Citation: C N Trueman "Roman Engineering"
historylearningsite.co.uk. The History Learning Site, 16 Mar 2015. 19 Feb 2016.
The Romans put a great deal of effort into engineering. Roman engineering led to the building of some remarkable engineering feats that have survived to this day throughout western Europe – be they roads, theatres, baths or Hadrian’s Wall. Engineering was used as a way of improving the lifestyle of the Romans even on day-to-day issues such as a frequent water supply.
A Roman aqueduct at Segovia
The Romans used the ideas of the Ancient Greeks to implement their own engineering plans. The whole issue of supplying Rome with water was solved using a system of 640 kilometres of aqueducts. The aqueduct at Segovia in Spain is 60 metres high in places. The fact that it has survived so long and in its current condition is testament to the engineering skills of the Romans. Another classic example of Rome’s engineering skill has the be the numerous Roman roads that still exist all over western Europe.
The Roman baths in Bath
In England, the baths at Bath are not only indicative of the building skills that the Romans had but also their use of a natural resource for their own benefit. The Romans also built lighthouses, temples, palaces etc. many of which still exist today. Hadrian’s Wall is 117 kilometres long and in places is 6 metres high and 3 metres thick. Built in an inhospitable part of England where soldiers would have suffered from the wind and cold, the Wall contained toilets, washrooms and forts that could hold up to 1000 men. The fact that parts are now in a poor state of repair has nothing to do with poor building. Over the years, local farmers have helped themselves to the well cut stones that make up the Wall for their own farms and as a result it has suffered accordingly.
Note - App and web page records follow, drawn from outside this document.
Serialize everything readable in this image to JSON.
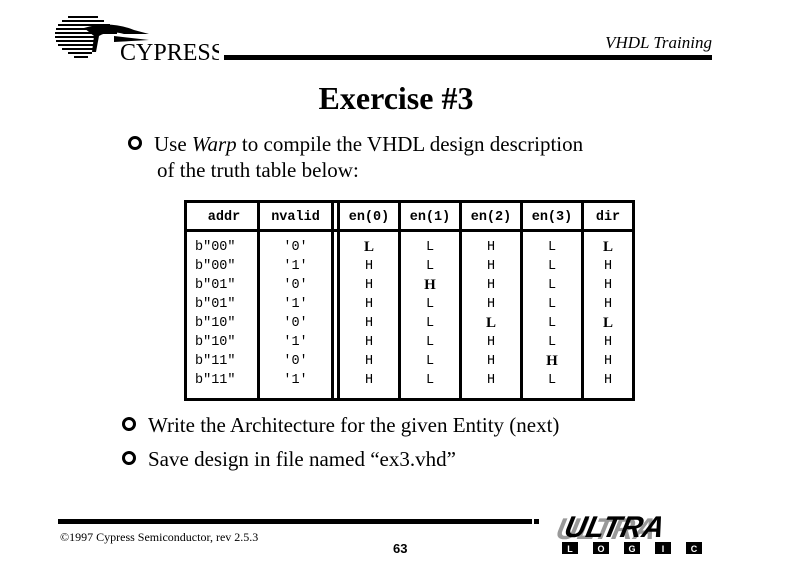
{
  "header": {
    "logo_text": "CYPRESS",
    "title": "VHDL Training"
  },
  "slide": {
    "title": "Exercise #3",
    "bullets": [
      {
        "pre": "Use ",
        "em": "Warp",
        "post": " to compile the VHDL design description",
        "line2": "of the truth table below:"
      },
      {
        "text": "Write the Architecture for the given Entity (next)"
      },
      {
        "text": "Save design in file named “ex3.vhd”"
      }
    ],
    "bullet_icon": "hollow-circle-bullet-icon"
  },
  "truth_table": {
    "headers": [
      "addr",
      "nvalid",
      "en(0)",
      "en(1)",
      "en(2)",
      "en(3)",
      "dir"
    ],
    "rows": [
      {
        "addr": "b\"00\"",
        "nvalid": "'0'",
        "en0": "L",
        "en1": "L",
        "en2": "H",
        "en3": "L",
        "dir": "L"
      },
      {
        "addr": "b\"00\"",
        "nvalid": "'1'",
        "en0": "H",
        "en1": "L",
        "en2": "H",
        "en3": "L",
        "dir": "H"
      },
      {
        "addr": "b\"01\"",
        "nvalid": "'0'",
        "en0": "H",
        "en1": "H",
        "en2": "H",
        "en3": "L",
        "dir": "H"
      },
      {
        "addr": "b\"01\"",
        "nvalid": "'1'",
        "en0": "H",
        "en1": "L",
        "en2": "H",
        "en3": "L",
        "dir": "H"
      },
      {
        "addr": "b\"10\"",
        "nvalid": "'0'",
        "en0": "H",
        "en1": "L",
        "en2": "L",
        "en3": "L",
        "dir": "L"
      },
      {
        "addr": "b\"10\"",
        "nvalid": "'1'",
        "en0": "H",
        "en1": "L",
        "en2": "H",
        "en3": "L",
        "dir": "H"
      },
      {
        "addr": "b\"11\"",
        "nvalid": "'0'",
        "en0": "H",
        "en1": "L",
        "en2": "H",
        "en3": "H",
        "dir": "H"
      },
      {
        "addr": "b\"11\"",
        "nvalid": "'1'",
        "en0": "H",
        "en1": "L",
        "en2": "H",
        "en3": "L",
        "dir": "H"
      }
    ]
  },
  "footer": {
    "copyright": "©1997 Cypress Semiconductor, rev 2.5.3",
    "page_number": "63",
    "logo_text": "ULTRA",
    "logo_subtext": [
      "L",
      "O",
      "G",
      "I",
      "C"
    ]
  }
}
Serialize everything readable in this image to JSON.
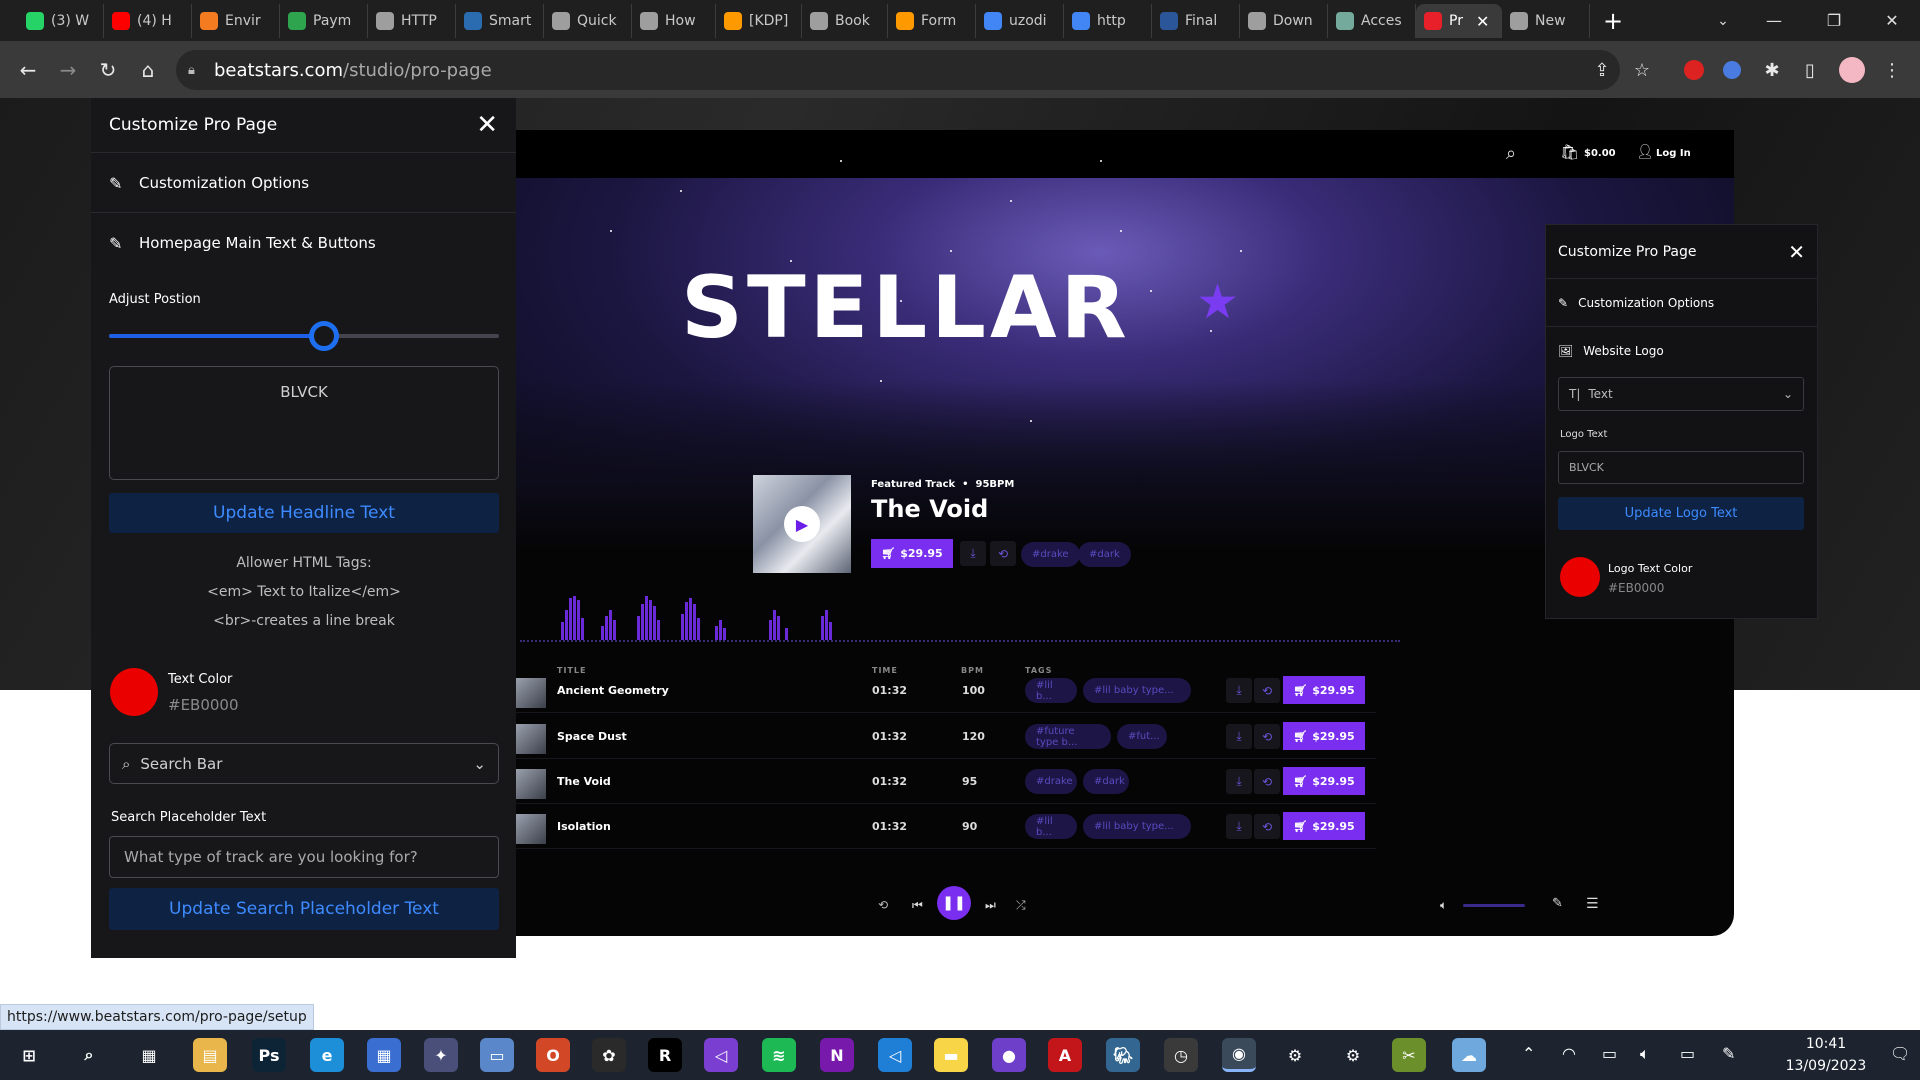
{
  "browser": {
    "tabs": [
      {
        "label": "(3) W",
        "icon": "whatsapp-icon",
        "color": "#25D366"
      },
      {
        "label": "(4) H",
        "icon": "youtube-icon",
        "color": "#FF0000"
      },
      {
        "label": "Envir",
        "icon": "app-icon",
        "color": "#F47B20"
      },
      {
        "label": "Paym",
        "icon": "app-icon",
        "color": "#2EA44F"
      },
      {
        "label": "HTTP",
        "icon": "globe-icon",
        "color": "#9E9E9E"
      },
      {
        "label": "Smart",
        "icon": "app-icon",
        "color": "#2B6CB0"
      },
      {
        "label": "Quick",
        "icon": "globe-icon",
        "color": "#9E9E9E"
      },
      {
        "label": "How",
        "icon": "globe-icon",
        "color": "#9E9E9E"
      },
      {
        "label": "[KDP]",
        "icon": "amazon-icon",
        "color": "#FF9900"
      },
      {
        "label": "Book",
        "icon": "globe-icon",
        "color": "#9E9E9E"
      },
      {
        "label": "Form",
        "icon": "amazon-icon",
        "color": "#FF9900"
      },
      {
        "label": "uzodi",
        "icon": "google-icon",
        "color": "#4285F4"
      },
      {
        "label": "http",
        "icon": "google-icon",
        "color": "#4285F4"
      },
      {
        "label": "Final",
        "icon": "word-icon",
        "color": "#2B579A"
      },
      {
        "label": "Down",
        "icon": "globe-icon",
        "color": "#9E9E9E"
      },
      {
        "label": "Acces",
        "icon": "chatgpt-icon",
        "color": "#74AA9C"
      },
      {
        "label": "Pr",
        "icon": "beatstars-icon",
        "color": "#E8202A",
        "active": true
      },
      {
        "label": "New",
        "icon": "chrome-icon",
        "color": "#9E9E9E"
      }
    ],
    "url_domain": "beatstars.com",
    "url_path": "/studio/pro-page",
    "status_url": "https://www.beatstars.com/pro-page/setup"
  },
  "left_panel": {
    "title": "Customize Pro Page",
    "row1": "Customization Options",
    "row2": "Homepage Main Text & Buttons",
    "adjust_label": "Adjust Postion",
    "slider_value": 0.55,
    "headline_text": "BLVCK",
    "update_headline": "Update Headline Text",
    "allowed_title": "Allower HTML Tags:",
    "allowed_em": "<em> Text to Italize</em>",
    "allowed_br": "<br>-creates a line break",
    "text_color_label": "Text Color",
    "text_color_value": "#EB0000",
    "select_value": "Search Bar",
    "placeholder_label": "Search Placeholder Text",
    "placeholder_value": "What type of track are you looking for?",
    "update_placeholder": "Update Search Placeholder Text"
  },
  "site": {
    "cart": "$0.00",
    "login": "Log In",
    "logo": "STELLAR",
    "featured_meta": "Featured Track  •  95BPM",
    "featured_title": "The Void",
    "featured_price": "$29.95",
    "featured_tags": [
      "#drake",
      "#dark"
    ],
    "headers": {
      "title": "TITLE",
      "time": "TIME",
      "bpm": "BPM",
      "tags": "TAGS"
    },
    "tracks": [
      {
        "title": "Ancient Geometry",
        "time": "01:32",
        "bpm": "100",
        "tag1": "#lil b...",
        "tag2": "#lil baby type...",
        "price": "$29.95"
      },
      {
        "title": "Space Dust",
        "time": "01:32",
        "bpm": "120",
        "tag1": "#future type b...",
        "tag2": "#fut...",
        "price": "$29.95"
      },
      {
        "title": "The Void",
        "time": "01:32",
        "bpm": "95",
        "tag1": "#drake",
        "tag2": "#dark",
        "price": "$29.95"
      },
      {
        "title": "Isolation",
        "time": "01:32",
        "bpm": "90",
        "tag1": "#lil b...",
        "tag2": "#lil baby type...",
        "price": "$29.95"
      }
    ]
  },
  "right_panel": {
    "title": "Customize Pro Page",
    "row1": "Customization Options",
    "row2": "Website Logo",
    "select_value": "Text",
    "logo_text_label": "Logo Text",
    "logo_text_value": "BLVCK",
    "update_logo": "Update Logo Text",
    "logo_color_label": "Logo Text Color",
    "logo_color_value": "#EB0000"
  },
  "taskbar": {
    "time": "10:41",
    "date": "13/09/2023"
  }
}
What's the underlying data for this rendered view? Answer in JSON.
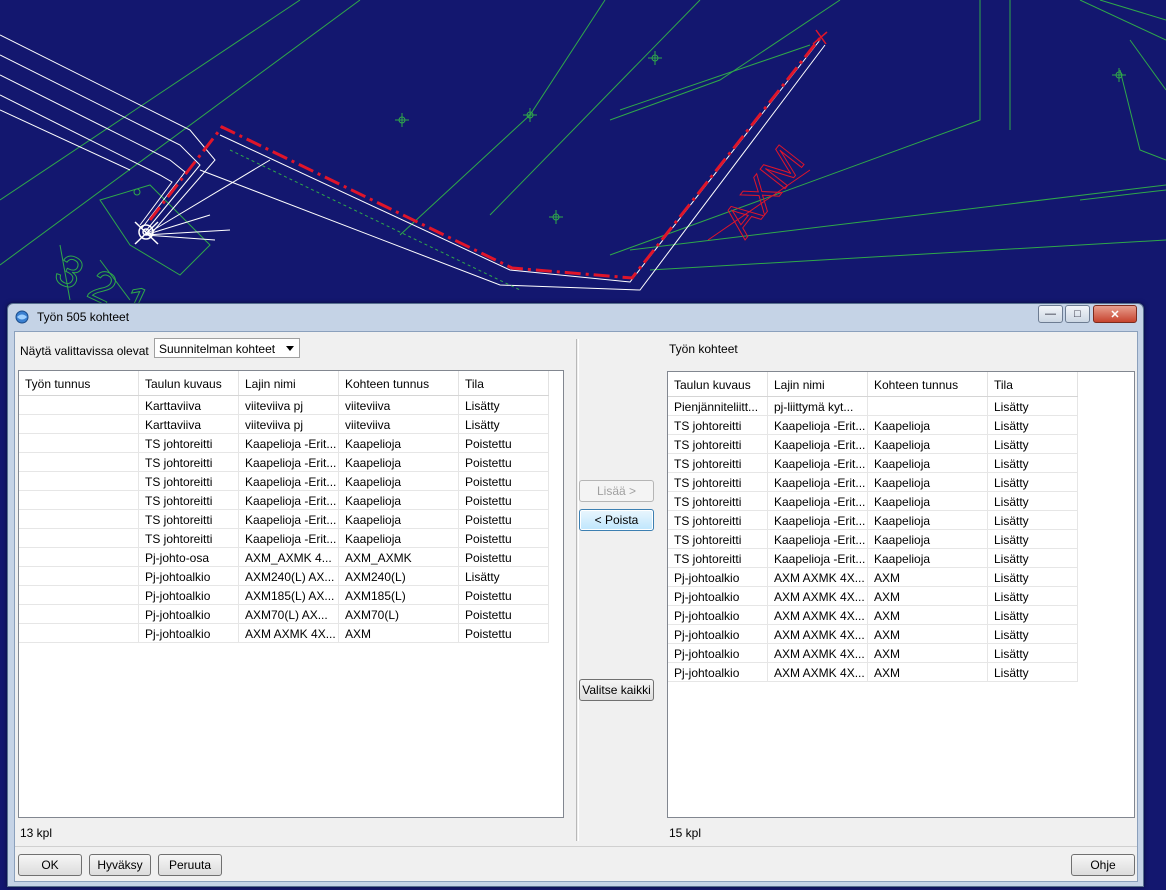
{
  "map": {
    "annotations": [
      "AXM",
      "3 2 1"
    ],
    "colors": {
      "background": "#13176f",
      "cable": "#e0152a",
      "parcel": "#2fa84a",
      "road": "#ffffff"
    }
  },
  "window": {
    "title": "Työn 505 kohteet",
    "icon": "app-icon",
    "controls": {
      "minimize": "—",
      "maximize": "□",
      "close": "✕"
    }
  },
  "left": {
    "filter_label": "Näytä valittavissa olevat",
    "filter_value": "Suunnitelman kohteet",
    "columns": [
      "Työn tunnus",
      "Taulun kuvaus",
      "Lajin nimi",
      "Kohteen tunnus",
      "Tila"
    ],
    "rows": [
      [
        "",
        "Karttaviiva",
        "viiteviiva pj",
        "viiteviiva",
        "Lisätty"
      ],
      [
        "",
        "Karttaviiva",
        "viiteviiva pj",
        "viiteviiva",
        "Lisätty"
      ],
      [
        "",
        "TS johtoreitti",
        "Kaapelioja -Erit...",
        "Kaapelioja",
        "Poistettu"
      ],
      [
        "",
        "TS johtoreitti",
        "Kaapelioja -Erit...",
        "Kaapelioja",
        "Poistettu"
      ],
      [
        "",
        "TS johtoreitti",
        "Kaapelioja -Erit...",
        "Kaapelioja",
        "Poistettu"
      ],
      [
        "",
        "TS johtoreitti",
        "Kaapelioja -Erit...",
        "Kaapelioja",
        "Poistettu"
      ],
      [
        "",
        "TS johtoreitti",
        "Kaapelioja -Erit...",
        "Kaapelioja",
        "Poistettu"
      ],
      [
        "",
        "TS johtoreitti",
        "Kaapelioja -Erit...",
        "Kaapelioja",
        "Poistettu"
      ],
      [
        "",
        "Pj-johto-osa",
        "AXM_AXMK 4...",
        "AXM_AXMK",
        "Poistettu"
      ],
      [
        "",
        "Pj-johtoalkio",
        "AXM240(L) AX...",
        "AXM240(L)",
        "Lisätty"
      ],
      [
        "",
        "Pj-johtoalkio",
        "AXM185(L) AX...",
        "AXM185(L)",
        "Poistettu"
      ],
      [
        "",
        "Pj-johtoalkio",
        "AXM70(L) AX...",
        "AXM70(L)",
        "Poistettu"
      ],
      [
        "",
        "Pj-johtoalkio",
        "AXM AXMK 4X...",
        "AXM",
        "Poistettu"
      ]
    ],
    "count": "13 kpl"
  },
  "middle": {
    "add_label": "Lisää >",
    "remove_label": "< Poista",
    "select_all_label": "Valitse kaikki"
  },
  "right": {
    "heading": "Työn kohteet",
    "columns": [
      "Taulun kuvaus",
      "Lajin nimi",
      "Kohteen tunnus",
      "Tila"
    ],
    "rows": [
      [
        "Pienjänniteliitt...",
        "pj-liittymä kyt...",
        "",
        "Lisätty"
      ],
      [
        "TS johtoreitti",
        "Kaapelioja -Erit...",
        "Kaapelioja",
        "Lisätty"
      ],
      [
        "TS johtoreitti",
        "Kaapelioja -Erit...",
        "Kaapelioja",
        "Lisätty"
      ],
      [
        "TS johtoreitti",
        "Kaapelioja -Erit...",
        "Kaapelioja",
        "Lisätty"
      ],
      [
        "TS johtoreitti",
        "Kaapelioja -Erit...",
        "Kaapelioja",
        "Lisätty"
      ],
      [
        "TS johtoreitti",
        "Kaapelioja -Erit...",
        "Kaapelioja",
        "Lisätty"
      ],
      [
        "TS johtoreitti",
        "Kaapelioja -Erit...",
        "Kaapelioja",
        "Lisätty"
      ],
      [
        "TS johtoreitti",
        "Kaapelioja -Erit...",
        "Kaapelioja",
        "Lisätty"
      ],
      [
        "TS johtoreitti",
        "Kaapelioja -Erit...",
        "Kaapelioja",
        "Lisätty"
      ],
      [
        "Pj-johtoalkio",
        "AXM AXMK 4X...",
        "AXM",
        "Lisätty"
      ],
      [
        "Pj-johtoalkio",
        "AXM AXMK 4X...",
        "AXM",
        "Lisätty"
      ],
      [
        "Pj-johtoalkio",
        "AXM AXMK 4X...",
        "AXM",
        "Lisätty"
      ],
      [
        "Pj-johtoalkio",
        "AXM AXMK 4X...",
        "AXM",
        "Lisätty"
      ],
      [
        "Pj-johtoalkio",
        "AXM AXMK 4X...",
        "AXM",
        "Lisätty"
      ],
      [
        "Pj-johtoalkio",
        "AXM AXMK 4X...",
        "AXM",
        "Lisätty"
      ]
    ],
    "count": "15 kpl"
  },
  "footer": {
    "ok_label": "OK",
    "accept_label": "Hyväksy",
    "cancel_label": "Peruuta",
    "help_label": "Ohje"
  }
}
The Romans used basic building tools that had been around for years to complete their building work. The movement of large building blocks was done by the use of levers and pulleys. These were powered by slaves – there was a plentiful supply of these in Rome.